Also, we often underestimate the power of three simple words – please, thank you, and sorry. The relationship between an employer and employee is interdependent, and small gestures can do wonders to strengthen inter-personal relations. Yes, most organisations have their annual rewards & recognitions (R&R) programs but it is important to praise and motivate employees for a job well done, on a more regular basis.
It would also be a good idea to revisit and update your R&R policies at regular intervals and consider more frequent financial rewards and performance incentives rather than just the annual bonus. You can use tech tools to track performances and reward employees on a more real-time basis or even outsource the R&R activities to agencies who specialise in the domain. As an organisation, you must be able to create an environment where people work together and appreciate each other’s efforts and achievements.
Building the right culture

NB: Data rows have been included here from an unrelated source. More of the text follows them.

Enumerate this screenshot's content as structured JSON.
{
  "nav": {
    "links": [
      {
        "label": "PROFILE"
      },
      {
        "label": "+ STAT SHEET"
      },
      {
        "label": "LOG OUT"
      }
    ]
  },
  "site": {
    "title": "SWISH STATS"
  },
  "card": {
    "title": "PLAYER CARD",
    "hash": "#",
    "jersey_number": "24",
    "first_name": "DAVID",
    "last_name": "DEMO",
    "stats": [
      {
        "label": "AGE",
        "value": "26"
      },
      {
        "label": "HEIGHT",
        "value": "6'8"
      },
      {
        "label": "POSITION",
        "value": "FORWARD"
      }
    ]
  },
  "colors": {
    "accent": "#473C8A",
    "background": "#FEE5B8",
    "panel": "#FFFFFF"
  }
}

This is a tough nut to crack. A recent Qualtrics study showed that the average employee engagement score across Singapore was 47%, behind the global average of 53%. While India topped the list at 79%, Japan was at the bottom of the list, at 35%. The concept of ‘happy workplace’ has been around for quite some time now and organisations are gradually warming up to the idea of EAPs.
Interactive corporate workshops, expressive art sessions, professional counselling, quirky office supplies – all these can help encourage employee wellbeing. However, as an organisation, it is extremely important to understand that mental health issues can still be considered taboos. Therefore, it is important that you break the barriers and encourage open discussion.
You have to help your employees shed their inhibitions so that they feel comfortable enough to open up about their issues, approach counsellors or opt for other therapies that the organisation might offer.
Also, make sure that your strategies and policies are in line with your vision of employee wellness. Remote working policies for differently abled, work from home policies for freelancers, policies for new parents, health insurance plans, learning and development programs to enable upskilling in digital and technology, flexible leave policies, a robust system that assigns and tracks KPIs and performance in a transparent manner – all these should certainly be considered.
In a rapidly evolving work environment, it is important that you hear your employees out, understand their challenges, and help them grow. As Anne Mulcahy, former Chairperson and CEO, Xerox Corporation, had put it, “Employees who believe that management is concerned about them as a whole person – not just an employee – are more productive, more satisfied, more fulfilled. Satisfied employees mean satisfied customers, which leads to profitability.”
This article was first published in 2021 in Consultancy Asia